Getting back to ports and possible wall distances, I haven't witnessed shorter posts yet. Naim or Cyrus use BFA terminals which are even smaller. But all things considered, in bookshelf monitors you won't get those, only in home electronics. And BFA allow only one specific type of plugs. Xavian's handle all types of cable confections. That makes lots of sense from a usability point of view. I believe that was the goal from the beginning. Roberto wanted to make an affordable domestic speaker which would perform well on stands, on a bookshelf or desk. Adding some Italian fashion flair was probably his second goal.  

The crossover frequency is set at 3'000Hz, quite high. Usually it's between 1'000 and 2'500Hz. Yet that's not a rule. For example, in Boenicke Audio's W5, the aluminium Fountek mid/tweeter starts at 600Hz and goes all the way up, with extremely good outcomes at that. But W5 aside, the drivers in the Perla work in quite typical fashion. The bigger one handles both mid and bass frequencies. Its diameter is 15cm, the membrane and dust cap are polypropylene and the basket is aluminium. The 26mm silk dome tweeter covers the rest. It sits inside a short moulded aluminium waveguide. The passive crossover is based on air coils, proprietary capacitors and carbon/wire resistors. The nominal impedance is 8Ω and measured sensitivity is 88dB.

Most would agree that one of the most distinctive Perla features is the casing. This is a very finely made cabinet indeed. The material is real Walnut, not ply, MDF or composites like them. The wood planks are imported from Italy, then dried for several weeks. Only then does getting machined into smaller chunks to be glued together commence. This characteristic stave alignment Roberto Barletta calls mosaic. Kitchen lovers might call it a form of butcher block. And the Perla looks gorgeous.

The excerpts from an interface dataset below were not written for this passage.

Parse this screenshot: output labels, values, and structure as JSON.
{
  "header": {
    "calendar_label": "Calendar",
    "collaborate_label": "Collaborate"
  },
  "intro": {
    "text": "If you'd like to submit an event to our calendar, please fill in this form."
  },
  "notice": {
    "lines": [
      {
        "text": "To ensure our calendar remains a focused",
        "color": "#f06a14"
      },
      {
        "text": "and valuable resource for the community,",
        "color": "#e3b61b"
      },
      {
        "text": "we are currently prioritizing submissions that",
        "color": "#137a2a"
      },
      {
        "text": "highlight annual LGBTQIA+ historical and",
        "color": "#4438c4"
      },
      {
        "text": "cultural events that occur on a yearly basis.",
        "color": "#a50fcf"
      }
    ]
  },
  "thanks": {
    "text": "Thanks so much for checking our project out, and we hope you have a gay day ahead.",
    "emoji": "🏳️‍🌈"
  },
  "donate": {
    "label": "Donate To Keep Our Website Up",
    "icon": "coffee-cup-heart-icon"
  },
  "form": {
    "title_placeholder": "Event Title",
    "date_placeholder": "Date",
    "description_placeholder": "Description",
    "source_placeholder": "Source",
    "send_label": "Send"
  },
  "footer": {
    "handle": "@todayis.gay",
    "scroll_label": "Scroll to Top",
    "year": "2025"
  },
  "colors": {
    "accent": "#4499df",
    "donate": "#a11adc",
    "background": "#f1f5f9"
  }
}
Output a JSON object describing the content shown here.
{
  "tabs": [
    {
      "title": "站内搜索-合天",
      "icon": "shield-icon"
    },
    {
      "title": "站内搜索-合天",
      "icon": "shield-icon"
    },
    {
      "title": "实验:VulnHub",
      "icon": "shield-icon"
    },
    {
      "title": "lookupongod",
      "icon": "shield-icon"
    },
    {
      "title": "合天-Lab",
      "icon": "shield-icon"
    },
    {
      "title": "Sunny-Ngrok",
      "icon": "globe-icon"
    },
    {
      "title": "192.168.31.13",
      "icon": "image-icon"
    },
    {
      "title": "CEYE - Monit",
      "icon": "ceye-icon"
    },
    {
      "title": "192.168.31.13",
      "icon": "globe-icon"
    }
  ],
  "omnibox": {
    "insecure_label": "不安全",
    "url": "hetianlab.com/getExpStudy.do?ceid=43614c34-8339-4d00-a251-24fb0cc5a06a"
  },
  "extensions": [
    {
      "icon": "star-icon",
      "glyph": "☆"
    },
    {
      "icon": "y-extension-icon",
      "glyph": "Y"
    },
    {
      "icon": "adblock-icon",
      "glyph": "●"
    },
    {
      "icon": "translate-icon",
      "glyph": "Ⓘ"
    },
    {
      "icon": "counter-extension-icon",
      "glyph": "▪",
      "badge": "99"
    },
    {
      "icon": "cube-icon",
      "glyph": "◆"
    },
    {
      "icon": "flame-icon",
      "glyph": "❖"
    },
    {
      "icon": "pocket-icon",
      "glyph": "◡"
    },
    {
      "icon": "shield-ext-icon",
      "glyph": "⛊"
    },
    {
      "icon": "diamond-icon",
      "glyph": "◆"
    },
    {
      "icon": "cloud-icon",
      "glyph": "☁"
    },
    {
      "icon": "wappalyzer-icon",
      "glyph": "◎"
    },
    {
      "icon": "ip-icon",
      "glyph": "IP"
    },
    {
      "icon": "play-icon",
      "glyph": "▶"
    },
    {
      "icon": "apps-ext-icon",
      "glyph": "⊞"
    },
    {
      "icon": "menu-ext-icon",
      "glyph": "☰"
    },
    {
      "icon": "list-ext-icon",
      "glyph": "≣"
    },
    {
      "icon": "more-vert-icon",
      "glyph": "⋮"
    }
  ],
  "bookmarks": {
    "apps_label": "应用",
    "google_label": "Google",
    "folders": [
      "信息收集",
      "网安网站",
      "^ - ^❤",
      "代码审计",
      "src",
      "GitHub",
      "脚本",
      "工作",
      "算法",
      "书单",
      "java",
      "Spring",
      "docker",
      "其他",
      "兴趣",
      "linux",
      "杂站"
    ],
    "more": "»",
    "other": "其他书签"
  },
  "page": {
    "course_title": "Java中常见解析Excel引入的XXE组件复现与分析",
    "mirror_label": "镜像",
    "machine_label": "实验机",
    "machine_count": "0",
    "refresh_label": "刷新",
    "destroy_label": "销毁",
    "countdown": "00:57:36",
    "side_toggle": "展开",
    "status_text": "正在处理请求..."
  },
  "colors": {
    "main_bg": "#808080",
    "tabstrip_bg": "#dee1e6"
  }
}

Compared to older Xavians like the Piccola or even newer ones like the Neox, both Natura and Epica representatives have gathered additional curves. It can be seen easily in which direction this Czech manufacture is headed. Before I started my first listening session, my eyes had some heavy admiring to do. At least ten minutes passed before I stopped just gazing. Build quality was sheer perfection. Both drivers align centred not even off by one millimeter. Attention to detail showed in how the slotted port was polished a good two centimetres in. Magnetized grills avoid unsightly fixings on the front. Embedded magnets go the extra mile to look far better. These are small things but show craftsmanship and concern. The custom stands are well made, too. The upright is wood, the bottom and top panels are MDF coated in textured paint which looks similar to expensive magnesium alloys seen in full-frame expensive cameras. Spikes and rubber feet are standard. The buyer decides what to use.